After being a shop owner for more than 35 years, you get to the point where you begin to question how you fit in. In the blink of an eye, I went from a young kid with a passion to change the world to a seasoned veteran who at times finds it hard to relate to his employees.
For decades I worked alongside my employees. I shared the good times, the bad times, fought my way through the most difficult jobs and expressed every emotion imaginable. I would come in early and stay late, never asking anyone to do what I wouldn’t do. In fact, I purposely went above and beyond to make sure that no one in my shop worked harder than I did. Was I the perfect boss? Probably not; I made a ton of mistakes. But my heart was always in the right place.
At this stage in my career as a shop owner, one thing has become obvious: the marathon we call running a repair shop can’t last forever. There comes a time when you have to put away your tools, take yourself off the service counter, stay out of the bays and hand the baton to someone else. This is where I am today. I am not quite ready to retire, but running the shop to the extent I once did is now more a part of my past.
Today, I no longer work side by side with my employees. The day-to-day operations are run by my manager, Bill. Most of the critical decisions are made by him. I trust him and have confidence that he will do the right thing. However, there is a downside to this: What is my role now? Where do I fit in? Or do I even fit in at all?

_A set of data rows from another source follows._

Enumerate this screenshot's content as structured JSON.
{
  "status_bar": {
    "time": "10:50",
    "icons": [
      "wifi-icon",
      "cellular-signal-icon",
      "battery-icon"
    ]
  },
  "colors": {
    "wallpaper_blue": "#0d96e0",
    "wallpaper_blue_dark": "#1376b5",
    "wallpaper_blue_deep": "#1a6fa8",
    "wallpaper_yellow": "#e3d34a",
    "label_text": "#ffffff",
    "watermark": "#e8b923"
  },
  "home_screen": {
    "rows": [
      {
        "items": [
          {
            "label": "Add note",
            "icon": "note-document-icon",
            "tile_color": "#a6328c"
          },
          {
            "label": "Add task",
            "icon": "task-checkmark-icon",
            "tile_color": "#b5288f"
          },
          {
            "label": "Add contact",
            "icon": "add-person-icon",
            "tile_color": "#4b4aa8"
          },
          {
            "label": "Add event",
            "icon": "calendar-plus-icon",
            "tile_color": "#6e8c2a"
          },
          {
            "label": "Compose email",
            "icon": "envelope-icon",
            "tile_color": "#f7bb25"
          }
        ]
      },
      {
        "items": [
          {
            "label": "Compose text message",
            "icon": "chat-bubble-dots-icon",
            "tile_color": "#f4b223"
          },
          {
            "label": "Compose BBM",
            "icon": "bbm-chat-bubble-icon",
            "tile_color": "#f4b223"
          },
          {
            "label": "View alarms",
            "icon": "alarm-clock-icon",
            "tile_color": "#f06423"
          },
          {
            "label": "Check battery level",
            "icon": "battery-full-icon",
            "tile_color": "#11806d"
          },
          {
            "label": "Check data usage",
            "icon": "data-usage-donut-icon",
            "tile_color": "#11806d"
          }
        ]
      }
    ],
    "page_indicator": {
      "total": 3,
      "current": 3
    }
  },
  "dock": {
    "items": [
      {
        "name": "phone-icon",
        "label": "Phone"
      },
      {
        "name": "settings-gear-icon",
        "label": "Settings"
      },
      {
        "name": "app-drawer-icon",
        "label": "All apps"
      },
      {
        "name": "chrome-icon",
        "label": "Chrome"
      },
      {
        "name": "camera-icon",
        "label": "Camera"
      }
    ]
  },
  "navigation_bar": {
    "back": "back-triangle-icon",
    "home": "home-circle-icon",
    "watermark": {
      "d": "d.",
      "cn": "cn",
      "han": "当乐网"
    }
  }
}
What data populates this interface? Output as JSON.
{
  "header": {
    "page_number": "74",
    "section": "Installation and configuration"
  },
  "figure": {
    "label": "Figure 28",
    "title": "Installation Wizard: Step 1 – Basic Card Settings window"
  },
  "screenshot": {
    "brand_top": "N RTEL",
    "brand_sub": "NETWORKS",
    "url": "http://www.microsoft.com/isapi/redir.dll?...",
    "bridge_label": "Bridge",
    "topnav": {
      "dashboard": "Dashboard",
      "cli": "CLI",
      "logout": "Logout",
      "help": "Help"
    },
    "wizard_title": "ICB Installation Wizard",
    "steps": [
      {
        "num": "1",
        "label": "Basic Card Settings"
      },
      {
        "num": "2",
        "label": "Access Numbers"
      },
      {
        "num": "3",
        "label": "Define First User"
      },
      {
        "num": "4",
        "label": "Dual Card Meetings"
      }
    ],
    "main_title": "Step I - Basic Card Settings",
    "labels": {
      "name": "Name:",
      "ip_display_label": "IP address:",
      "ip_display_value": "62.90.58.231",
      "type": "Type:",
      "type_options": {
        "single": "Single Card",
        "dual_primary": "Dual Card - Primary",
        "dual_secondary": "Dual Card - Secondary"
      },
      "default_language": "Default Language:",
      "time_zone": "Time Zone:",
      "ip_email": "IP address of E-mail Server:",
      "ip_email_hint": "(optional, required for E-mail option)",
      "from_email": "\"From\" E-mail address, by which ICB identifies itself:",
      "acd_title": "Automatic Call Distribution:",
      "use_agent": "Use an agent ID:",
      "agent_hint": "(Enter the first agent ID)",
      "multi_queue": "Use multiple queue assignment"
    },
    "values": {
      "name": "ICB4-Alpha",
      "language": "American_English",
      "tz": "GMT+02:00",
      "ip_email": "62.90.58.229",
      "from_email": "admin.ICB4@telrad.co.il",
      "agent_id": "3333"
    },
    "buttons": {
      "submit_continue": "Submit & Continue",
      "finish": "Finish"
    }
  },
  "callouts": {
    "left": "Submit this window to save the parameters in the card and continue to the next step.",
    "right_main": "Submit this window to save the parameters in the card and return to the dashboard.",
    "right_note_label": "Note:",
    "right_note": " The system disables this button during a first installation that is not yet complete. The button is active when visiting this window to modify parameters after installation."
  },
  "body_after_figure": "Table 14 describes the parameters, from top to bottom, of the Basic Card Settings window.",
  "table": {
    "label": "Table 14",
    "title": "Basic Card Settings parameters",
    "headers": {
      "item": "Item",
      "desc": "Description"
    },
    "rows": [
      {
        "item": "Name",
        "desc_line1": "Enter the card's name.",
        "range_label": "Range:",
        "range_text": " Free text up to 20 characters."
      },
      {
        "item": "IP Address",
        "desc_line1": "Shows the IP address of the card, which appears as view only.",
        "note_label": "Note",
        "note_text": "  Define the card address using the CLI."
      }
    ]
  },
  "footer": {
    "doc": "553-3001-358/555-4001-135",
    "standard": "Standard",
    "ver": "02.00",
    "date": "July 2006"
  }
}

The other day Bill asked me if I could road test a car. I got behind the wheel, turned the key and the car was dead. I then noticed that the technician made a note on the work order that the battery needed to be replaced, but for some reason, the service advisor didn’t sell the battery. I’d been noticing that there were other missed services on other work orders that, in my opinion, should have been sold. I lost my temper and reacted in a way I shouldn’t have. I said things I shouldn’t have. It was frustration taking over, and I was wrong to react that way—no excuses. Later I apologized to everyone, but the damage was done.
This is not the first time I got upset in similar situations. But years back I was right there in the trenches with them. If I lost my temper, we worked together as a team to work through the issue. Today, I am no longer “one of the guys.” For the most part, I don’t get my hands dirty and I don’t sell jobs. So reacting is now viewed as interfering and not understanding what they go through, and it ends up alienating people.

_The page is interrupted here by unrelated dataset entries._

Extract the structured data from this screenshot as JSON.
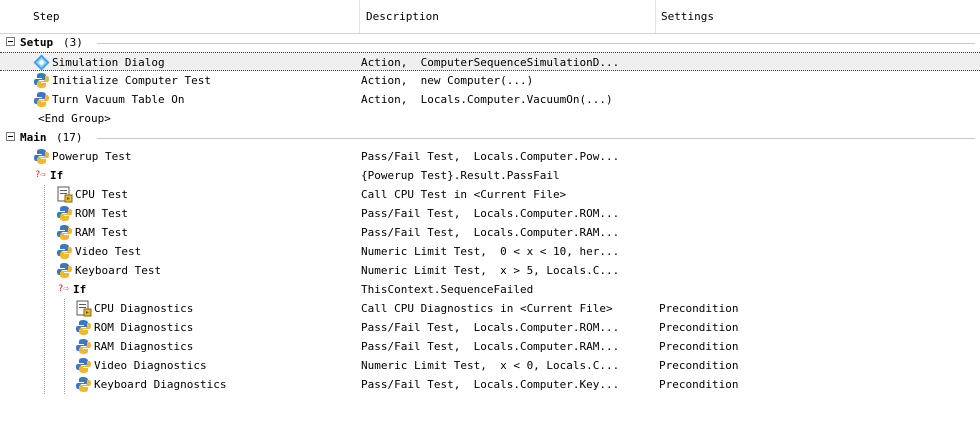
{
  "columns": {
    "step": "Step",
    "description": "Description",
    "settings": "Settings"
  },
  "rows": [
    {
      "kind": "group",
      "label": "Setup",
      "count": "(3)"
    },
    {
      "kind": "step",
      "icon": "sequence-icon",
      "step": "Simulation Dialog",
      "description": "Action,  ComputerSequenceSimulationD...",
      "settings": "",
      "selected": true
    },
    {
      "kind": "step",
      "icon": "python-icon",
      "step": "Initialize Computer Test",
      "description": "Action,  new Computer(...)",
      "settings": ""
    },
    {
      "kind": "step",
      "icon": "python-icon",
      "step": "Turn Vacuum Table On",
      "description": "Action,  Locals.Computer.VacuumOn(...)",
      "settings": ""
    },
    {
      "kind": "end",
      "step": "<End Group>"
    },
    {
      "kind": "group",
      "label": "Main",
      "count": "(17)"
    },
    {
      "kind": "step",
      "icon": "python-icon",
      "step": "Powerup Test",
      "description": "Pass/Fail Test,  Locals.Computer.Pow...",
      "settings": ""
    },
    {
      "kind": "if",
      "marker": "?⇨",
      "step": "If",
      "description": "{Powerup Test}.Result.PassFail",
      "settings": ""
    },
    {
      "kind": "step",
      "icon": "sequence-call-icon",
      "step": "CPU Test",
      "description": "Call CPU Test in <Current File>",
      "settings": ""
    },
    {
      "kind": "step",
      "icon": "python-icon",
      "step": "ROM Test",
      "description": "Pass/Fail Test,  Locals.Computer.ROM...",
      "settings": ""
    },
    {
      "kind": "step",
      "icon": "python-icon",
      "step": "RAM Test",
      "description": "Pass/Fail Test,  Locals.Computer.RAM...",
      "settings": ""
    },
    {
      "kind": "step",
      "icon": "python-icon",
      "step": "Video Test",
      "description": "Numeric Limit Test,  0 < x < 10, her...",
      "settings": ""
    },
    {
      "kind": "step",
      "icon": "python-icon",
      "step": "Keyboard Test",
      "description": "Numeric Limit Test,  x > 5, Locals.C...",
      "settings": ""
    },
    {
      "kind": "if",
      "marker": "?⇨",
      "step": "If",
      "description": "ThisContext.SequenceFailed",
      "settings": ""
    },
    {
      "kind": "step",
      "icon": "sequence-call-icon",
      "step": "CPU Diagnostics",
      "description": "Call CPU Diagnostics in <Current File>",
      "settings": "Precondition"
    },
    {
      "kind": "step",
      "icon": "python-icon",
      "step": "ROM Diagnostics",
      "description": "Pass/Fail Test,  Locals.Computer.ROM...",
      "settings": "Precondition"
    },
    {
      "kind": "step",
      "icon": "python-icon",
      "step": "RAM Diagnostics",
      "description": "Pass/Fail Test,  Locals.Computer.RAM...",
      "settings": "Precondition"
    },
    {
      "kind": "step",
      "icon": "python-icon",
      "step": "Video Diagnostics",
      "description": "Numeric Limit Test,  x < 0, Locals.C...",
      "settings": "Precondition"
    },
    {
      "kind": "step",
      "icon": "python-icon",
      "step": "Keyboard Diagnostics",
      "description": "Pass/Fail Test,  Locals.Computer.Key...",
      "settings": "Precondition"
    }
  ]
}
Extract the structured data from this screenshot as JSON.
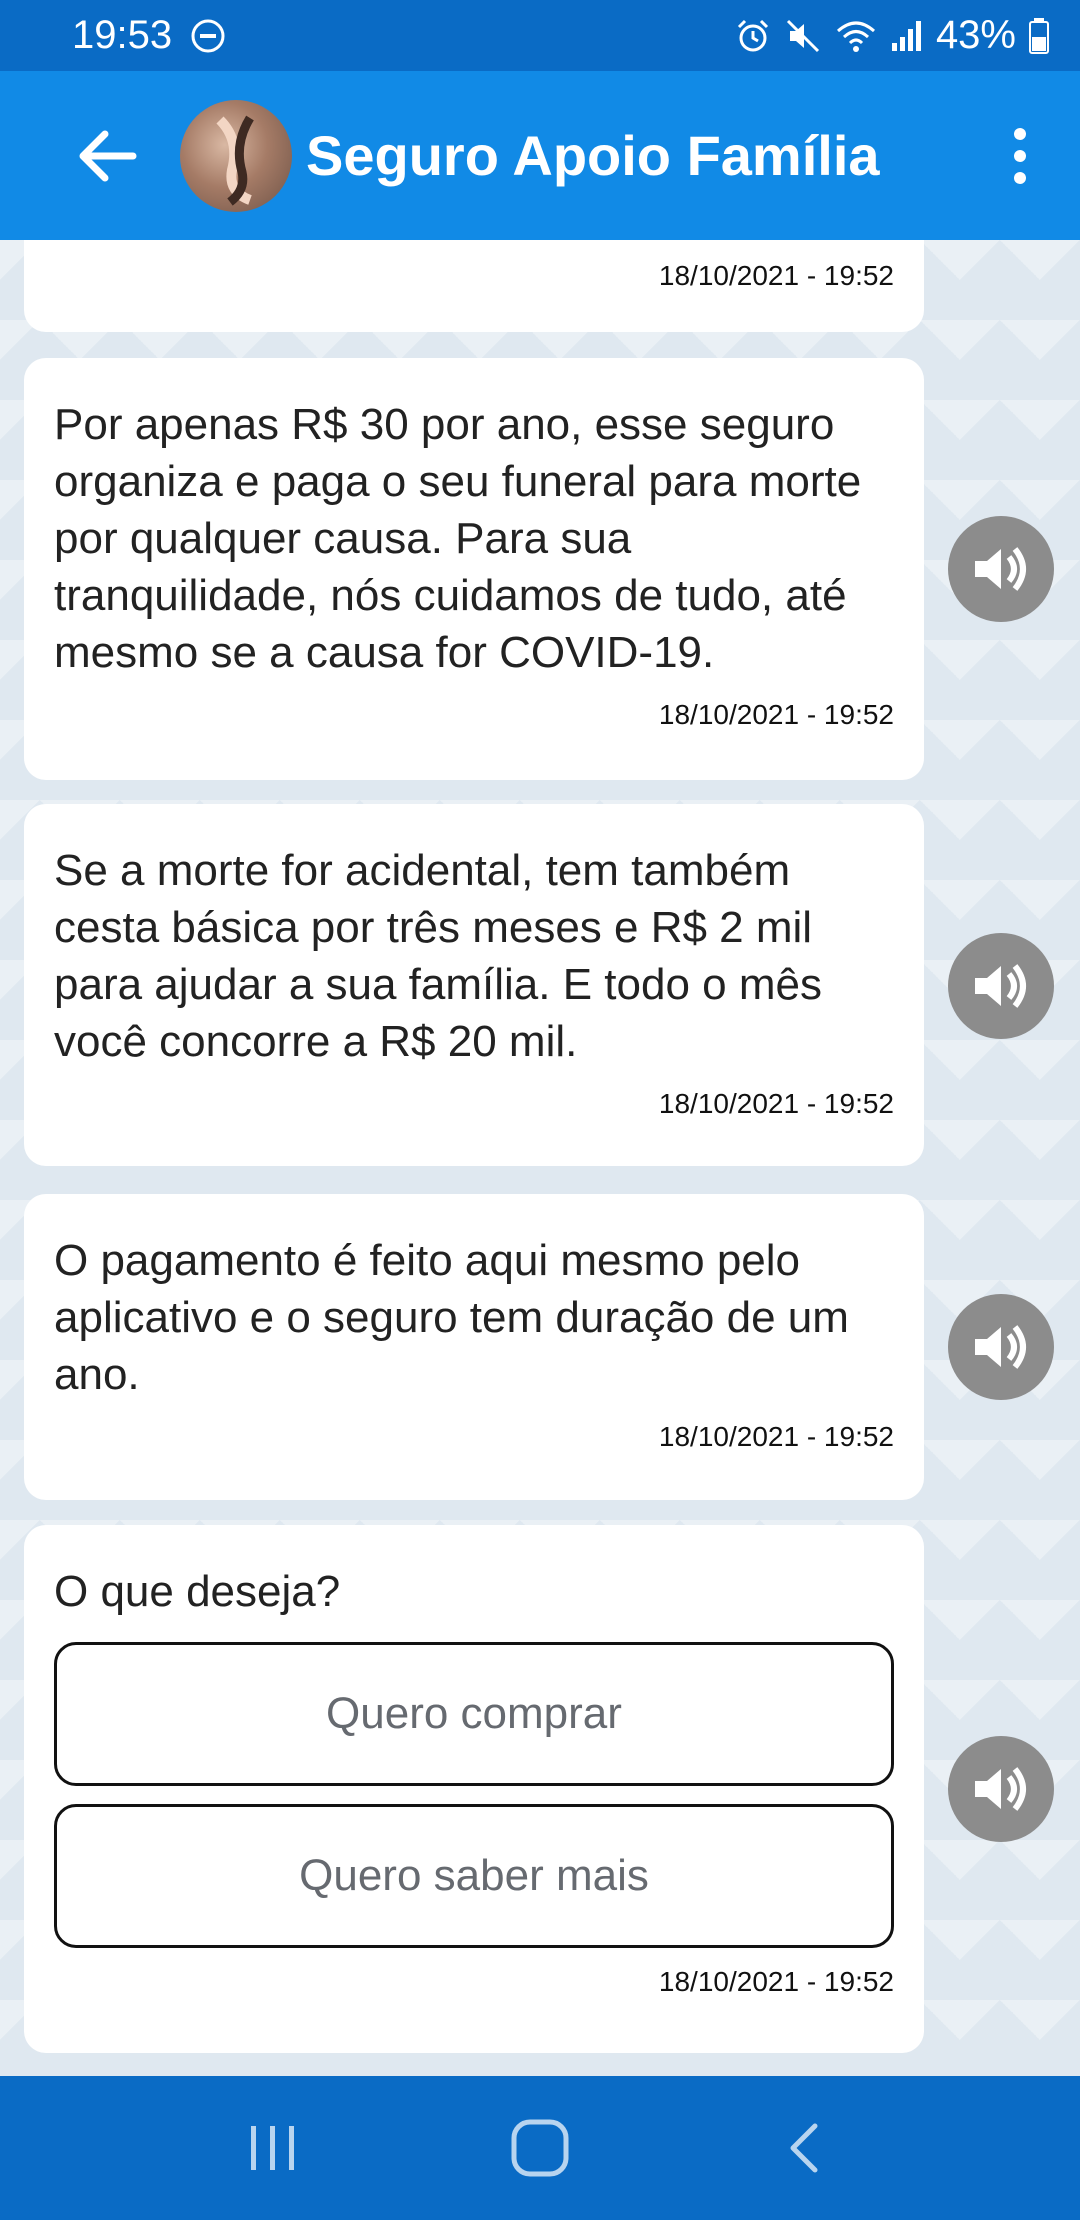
{
  "status_bar": {
    "time": "19:53",
    "battery": "43%"
  },
  "app_bar": {
    "title": "Seguro Apoio Família"
  },
  "messages": [
    {
      "text": "",
      "time": "18/10/2021 - 19:52"
    },
    {
      "text": "Por apenas R$ 30 por ano, esse seguro organiza e paga o seu funeral para morte por qualquer causa. Para sua tranquilidade, nós cuidamos de tudo, até mesmo se a causa for COVID-19.",
      "time": "18/10/2021 - 19:52"
    },
    {
      "text": "Se a morte for acidental, tem também cesta básica por três meses e R$ 2 mil para ajudar a sua família. E todo o mês você concorre a R$ 20 mil.",
      "time": "18/10/2021 - 19:52"
    },
    {
      "text": "O pagamento é feito aqui mesmo pelo aplicativo e o seguro tem duração de um ano.",
      "time": "18/10/2021 - 19:52"
    },
    {
      "text": "O que deseja?",
      "time": "18/10/2021 - 19:52"
    }
  ],
  "options": {
    "buy": "Quero comprar",
    "learn_more": "Quero saber mais"
  },
  "colors": {
    "status_bar": "#0a6bc5",
    "app_bar": "#118ae6",
    "audio_button": "#8c8c8c"
  },
  "icons": {
    "back": "arrow-left-icon",
    "menu": "more-vertical-icon",
    "audio": "speaker-icon",
    "nav_recents": "recents-icon",
    "nav_home": "home-icon",
    "nav_back": "chevron-left-icon"
  }
}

Here’s the bottom line: This is my company. I built it from nothing. I was 25 years old with 700 bucks in my pocket. I spent years punishing my body and lost plenty of sleep worrying about making payroll. Don’t I have the right to say what I think and react the way I want to? Does anyone know what I have been through? Does anyone even care? Ok, I got that off my chest.
The truth is my employees do care. Bill does a great job as manager. All of my employees do a great job. We have an amazing business. Did I really build it all by myself? My company is a success today because of the great people around me. Are they perfect? No one is. And, I need to be careful of my own glass house before I cast the stone of judgment.
The time has come to realize that I have a new role; the role of mentor and coach. In order to truly build my legacy, I need to build the legacies of people around me. In order to truly show leadership, I need to help my employees succeed by bringing out the best in them. I need to clearly understand my role at this point in my life and the roles of each person employed at the company.
Mostly, I need to allow the people around me to do what they do best, and that’s run the company. Stepping on people’s toes and trying to micromanage will only result in distancing myself from the people I want to help. Will Bill and everyone else do things my way? No, but let’s face it; I never did anything the way someone else did either.
Joe Marconi has more than three decades of experience in the automotive repair industry. He is the owner of Osceola Garage in Baldwin Place, N.Y., a business development coach for Elite Worldwide and co-founder of autoshopowner.com. Reach him at firstname.lastname@example.org. For an archive of his columns, go to ratchetandwrench.com/marconi.